TASK OBJECTIVE: Reproduce the entries exactly.

SOURCE RECORDS:
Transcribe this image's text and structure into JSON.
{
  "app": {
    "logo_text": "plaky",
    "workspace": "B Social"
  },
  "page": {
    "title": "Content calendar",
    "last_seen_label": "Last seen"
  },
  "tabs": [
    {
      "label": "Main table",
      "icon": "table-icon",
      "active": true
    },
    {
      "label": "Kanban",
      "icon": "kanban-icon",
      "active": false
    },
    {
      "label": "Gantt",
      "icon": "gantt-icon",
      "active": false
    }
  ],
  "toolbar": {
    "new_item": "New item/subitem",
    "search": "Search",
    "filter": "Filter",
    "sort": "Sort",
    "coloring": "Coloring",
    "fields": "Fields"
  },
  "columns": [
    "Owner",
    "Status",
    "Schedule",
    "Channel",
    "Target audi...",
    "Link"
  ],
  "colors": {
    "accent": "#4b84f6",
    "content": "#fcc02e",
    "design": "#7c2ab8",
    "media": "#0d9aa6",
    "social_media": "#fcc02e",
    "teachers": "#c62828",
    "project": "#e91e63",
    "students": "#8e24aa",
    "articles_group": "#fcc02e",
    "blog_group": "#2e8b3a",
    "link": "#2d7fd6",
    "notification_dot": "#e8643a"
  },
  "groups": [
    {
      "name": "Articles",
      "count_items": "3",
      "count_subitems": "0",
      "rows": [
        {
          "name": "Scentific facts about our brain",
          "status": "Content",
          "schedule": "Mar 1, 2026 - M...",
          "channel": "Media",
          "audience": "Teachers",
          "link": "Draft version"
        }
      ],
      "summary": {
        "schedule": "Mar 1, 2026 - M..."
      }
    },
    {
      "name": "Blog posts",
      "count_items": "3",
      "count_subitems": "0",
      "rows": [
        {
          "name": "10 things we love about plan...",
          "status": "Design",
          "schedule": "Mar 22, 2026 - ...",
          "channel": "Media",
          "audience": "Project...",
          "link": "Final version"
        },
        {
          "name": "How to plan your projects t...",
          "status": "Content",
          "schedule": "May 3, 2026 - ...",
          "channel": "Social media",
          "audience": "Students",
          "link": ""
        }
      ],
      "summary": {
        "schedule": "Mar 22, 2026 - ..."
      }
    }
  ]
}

FINAL ANSWER:
Transcribe this image's text and structure into JSON.
{
  "app": {
    "logo_text": "plaky",
    "workspace": "B Social"
  },
  "page": {
    "title": "Content calendar",
    "last_seen_label": "Last seen"
  },
  "tabs": [
    {
      "label": "Main table",
      "icon": "table-icon",
      "active": true
    },
    {
      "label": "Kanban",
      "icon": "kanban-icon",
      "active": false
    },
    {
      "label": "Gantt",
      "icon": "gantt-icon",
      "active": false
    }
  ],
  "toolbar": {
    "new_item": "New item/subitem",
    "search": "Search",
    "filter": "Filter",
    "sort": "Sort",
    "coloring": "Coloring",
    "fields": "Fields"
  },
  "columns": [
    "Owner",
    "Status",
    "Schedule",
    "Channel",
    "Target audi...",
    "Link"
  ],
  "colors": {
    "accent": "#4b84f6",
    "content": "#fcc02e",
    "design": "#7c2ab8",
    "media": "#0d9aa6",
    "social_media": "#fcc02e",
    "teachers": "#c62828",
    "project": "#e91e63",
    "students": "#8e24aa",
    "articles_group": "#fcc02e",
    "blog_group": "#2e8b3a",
    "link": "#2d7fd6",
    "notification_dot": "#e8643a"
  },
  "groups": [
    {
      "name": "Articles",
      "count_items": "3",
      "count_subitems": "0",
      "rows": [
        {
          "name": "Scentific facts about our brain",
          "status": "Content",
          "schedule": "Mar 1, 2026 - M...",
          "channel": "Media",
          "audience": "Teachers",
          "link": "Draft version"
        }
      ],
      "summary": {
        "schedule": "Mar 1, 2026 - M..."
      }
    },
    {
      "name": "Blog posts",
      "count_items": "3",
      "count_subitems": "0",
      "rows": [
        {
          "name": "10 things we love about plan...",
          "status": "Design",
          "schedule": "Mar 22, 2026 - ...",
          "channel": "Media",
          "audience": "Project...",
          "link": "Final version"
        },
        {
          "name": "How to plan your projects t...",
          "status": "Content",
          "schedule": "May 3, 2026 - ...",
          "channel": "Social media",
          "audience": "Students",
          "link": ""
        }
      ],
      "summary": {
        "schedule": "Mar 22, 2026 - ..."
      }
    }
  ]
}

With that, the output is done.